Food & Culture

Pakistan’s food is a reflection of its kaleidoscopic culture. A pot-pouri of making, serving and eating traditions passed down from generations across the various countries that the land of Pak shares boundaries, seem to have influenced the perfectly seasoned and diverse cuisine of Pakistan. While cuisine find routes in Punjabi, Sindhi, Mughlai, Deccani, Gilgiti, Balochi, and Pashtun, the eating mannerism, especially usage of the takht or a small table, tall enough to offer a raised platform while sitting and eating, is a product of the Afghani traditions.

Islamabad being the cosmopolitan heart of the country, is a host to several international culinary traditions, apart from just the local ones. Talking about the staples, rice, roti and naans, are prepared during different meals and served with different curries. For instance, rice is mostly consumed during the day, however, at special occasions, Biryanis, Pulaos and rice too are part of dinners. Starters or snacks in the city vary from region to region, however, kebabs, like shami kebab, seekh kebab, chapli kebab, malai tikka kebab are some cult favourites. Vegetarians have a lot of options too, as lentils and pulses constitute a major portion of groceries, snacks like pakoda, chaat, samosa, dahi bhala, gol gappe, and panipuri have a special place in the hearts of streetfood lovers.

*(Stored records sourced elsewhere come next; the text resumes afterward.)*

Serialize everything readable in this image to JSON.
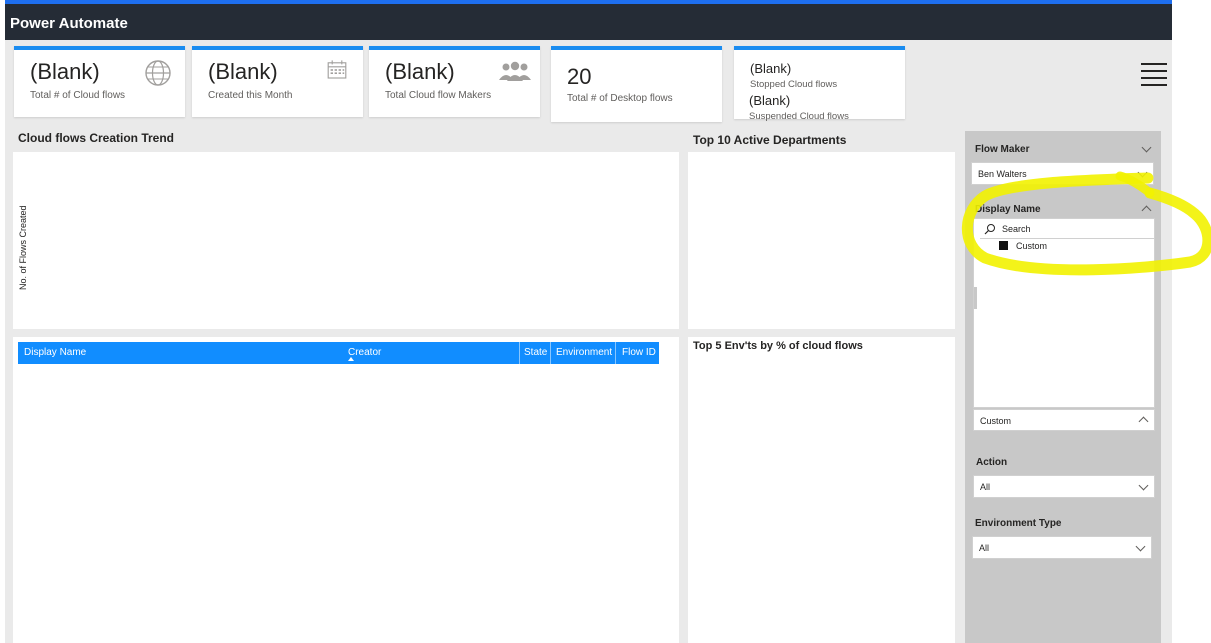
{
  "app": {
    "title": "Power Automate"
  },
  "kpis": [
    {
      "value": "(Blank)",
      "label": "Total # of Cloud flows",
      "icon": "globe-icon"
    },
    {
      "value": "(Blank)",
      "label": "Created this Month",
      "icon": "calendar-icon"
    },
    {
      "value": "(Blank)",
      "label": "Total Cloud flow Makers",
      "icon": "people-icon"
    },
    {
      "value": "20",
      "label": "Total # of Desktop flows"
    },
    {
      "value1": "(Blank)",
      "label1": "Stopped Cloud flows",
      "value2": "(Blank)",
      "label2": "Suspended Cloud flows"
    }
  ],
  "panels": {
    "trend_title": "Cloud flows Creation Trend",
    "trend_ylabel": "No. of Flows Created",
    "top_departments_title": "Top 10 Active Departments",
    "top_envs_title": "Top 5 Env'ts by % of cloud flows"
  },
  "table": {
    "columns": [
      "Display Name",
      "Creator",
      "State",
      "Environment",
      "Flow ID"
    ]
  },
  "filters": {
    "flow_maker": {
      "label": "Flow Maker",
      "value": "Ben Walters"
    },
    "display_name": {
      "label": "Display Name",
      "search_placeholder": "Search",
      "items": [
        "Custom"
      ],
      "selected": "Custom"
    },
    "action": {
      "label": "Action",
      "value": "All"
    },
    "environment_type": {
      "label": "Environment Type",
      "value": "All"
    }
  },
  "colors": {
    "title_bar": "#252c36",
    "accent": "#118dff",
    "highlight": "#f5f500"
  }
}
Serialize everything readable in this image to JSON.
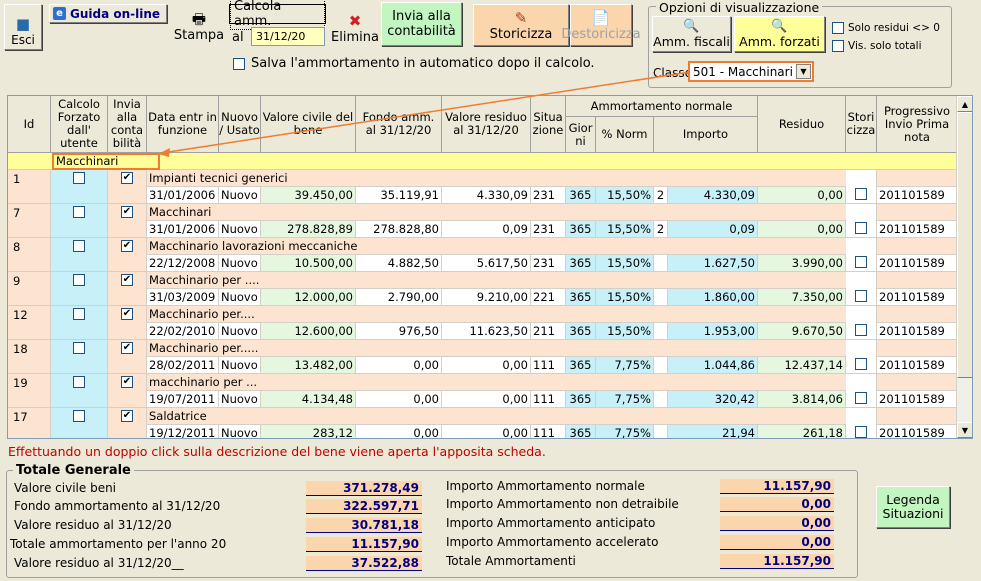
{
  "toolbar": {
    "exit": "Esci",
    "guide": "Guida on-line",
    "print": "Stampa",
    "calc": "Calcola amm.",
    "al": "al",
    "date": "31/12/20",
    "delete": "Elimina",
    "send": "Invia alla contabilità",
    "historicize": "Storicizza",
    "unhistoricize": "Destoricizza",
    "autosave": "Salva l'ammortamento in automatico dopo il calcolo."
  },
  "options": {
    "title": "Opzioni di visualizzazione",
    "fiscal": "Amm. fiscali",
    "forced": "Amm. forzati",
    "only_residual": "Solo residui <> 0",
    "only_totals": "Vis. solo totali",
    "class_label": "Classe",
    "class_value": "501 - Macchinari"
  },
  "columns": {
    "id": "Id",
    "forced": "Calcolo Forzato dall' utente",
    "send": "Invia alla conta bilità",
    "date": "Data entr in funzione",
    "new": "Nuovo / Usato",
    "civil": "Valore civile del bene",
    "fund": "Fondo amm. al 31/12/20",
    "residual": "Valore residuo al 31/12/20",
    "situation": "Situa zione",
    "normal": "Ammortamento normale",
    "days": "Gior ni",
    "pct": "% Norm",
    "amount": "Importo",
    "residuo": "Residuo",
    "stori": "Stori cizza",
    "prog": "Progressivo Invio Prima nota"
  },
  "group_label": "Macchinari",
  "rows": [
    {
      "id": "1",
      "desc": "Impianti tecnici generici",
      "send": true,
      "date": "31/01/2006",
      "new": "Nuovo",
      "civil": "39.450,00",
      "fund": "35.119,91",
      "residual": "4.330,09",
      "sit": "231",
      "days": "365",
      "pct": "15,50%",
      "n": "2",
      "amount": "4.330,09",
      "residuo": "0,00",
      "prog": "201101589"
    },
    {
      "id": "7",
      "desc": "Macchinari",
      "send": true,
      "date": "31/01/2006",
      "new": "Nuovo",
      "civil": "278.828,89",
      "fund": "278.828,80",
      "residual": "0,09",
      "sit": "231",
      "days": "365",
      "pct": "15,50%",
      "n": "2",
      "amount": "0,09",
      "residuo": "0,00",
      "prog": "201101589"
    },
    {
      "id": "8",
      "desc": "Macchinario lavorazioni meccaniche",
      "send": true,
      "date": "22/12/2008",
      "new": "Nuovo",
      "civil": "10.500,00",
      "fund": "4.882,50",
      "residual": "5.617,50",
      "sit": "231",
      "days": "365",
      "pct": "15,50%",
      "n": "",
      "amount": "1.627,50",
      "residuo": "3.990,00",
      "prog": "201101589"
    },
    {
      "id": "9",
      "desc": "Macchinario per ....",
      "send": true,
      "date": "31/03/2009",
      "new": "Nuovo",
      "civil": "12.000,00",
      "fund": "2.790,00",
      "residual": "9.210,00",
      "sit": "221",
      "days": "365",
      "pct": "15,50%",
      "n": "",
      "amount": "1.860,00",
      "residuo": "7.350,00",
      "prog": "201101589"
    },
    {
      "id": "12",
      "desc": "Macchinario per....",
      "send": true,
      "date": "22/02/2010",
      "new": "Nuovo",
      "civil": "12.600,00",
      "fund": "976,50",
      "residual": "11.623,50",
      "sit": "211",
      "days": "365",
      "pct": "15,50%",
      "n": "",
      "amount": "1.953,00",
      "residuo": "9.670,50",
      "prog": "201101589"
    },
    {
      "id": "18",
      "desc": "Macchinario per.....",
      "send": true,
      "date": "28/02/2011",
      "new": "Nuovo",
      "civil": "13.482,00",
      "fund": "0,00",
      "residual": "0,00",
      "sit": "111",
      "days": "365",
      "pct": "7,75%",
      "n": "",
      "amount": "1.044,86",
      "residuo": "12.437,14",
      "prog": "201101589"
    },
    {
      "id": "19",
      "desc": "macchinario per ...",
      "send": true,
      "date": "19/07/2011",
      "new": "Nuovo",
      "civil": "4.134,48",
      "fund": "0,00",
      "residual": "0,00",
      "sit": "111",
      "days": "365",
      "pct": "7,75%",
      "n": "",
      "amount": "320,42",
      "residuo": "3.814,06",
      "prog": "201101589"
    },
    {
      "id": "17",
      "desc": "Saldatrice",
      "send": true,
      "date": "19/12/2011",
      "new": "Nuovo",
      "civil": "283,12",
      "fund": "0,00",
      "residual": "0,00",
      "sit": "111",
      "days": "365",
      "pct": "7,75%",
      "n": "",
      "amount": "21,94",
      "residuo": "261,18",
      "prog": "201101589"
    }
  ],
  "hint": "Effettuando un doppio click sulla descrizione del bene viene aperta l'apposita scheda.",
  "totals": {
    "title": "Totale Generale",
    "left": [
      {
        "label": "Valore civile beni",
        "value": "371.278,49"
      },
      {
        "label": "Fondo ammortamento al 31/12/20",
        "value": "322.597,71"
      },
      {
        "label": "Valore residuo al 31/12/20",
        "value": "30.781,18"
      },
      {
        "label": "Totale ammortamento per l'anno 20",
        "value": "11.157,90"
      },
      {
        "label": "Valore residuo al 31/12/20__",
        "value": "37.522,88"
      }
    ],
    "right": [
      {
        "label": "Importo Ammortamento normale",
        "value": "11.157,90"
      },
      {
        "label": "Importo Ammortamento non detraibile",
        "value": "0,00"
      },
      {
        "label": "Importo Ammortamento anticipato",
        "value": "0,00"
      },
      {
        "label": "Importo Ammortamento accelerato",
        "value": "0,00"
      },
      {
        "label": "Totale Ammortamenti",
        "value": "11.157,90"
      }
    ]
  },
  "legend": "Legenda Situazioni"
}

However, the magic ingredient(s) behind these luscious and aromatic dishes are the spices. Chillies, turmeric, cumin, cloves, cinnamon, fennel seeds and a myriad of other herbs and spices together form the backbone of every kitchen in Islamabad. No matter whether it’s a Korma or Baingan Bharta, spices are the essence of all everyday specialities. But in case, expats want to experiment with international cuisines locally, there are several fancy and sub-fancy spots to satiate your hunger for continental food in Islamabad.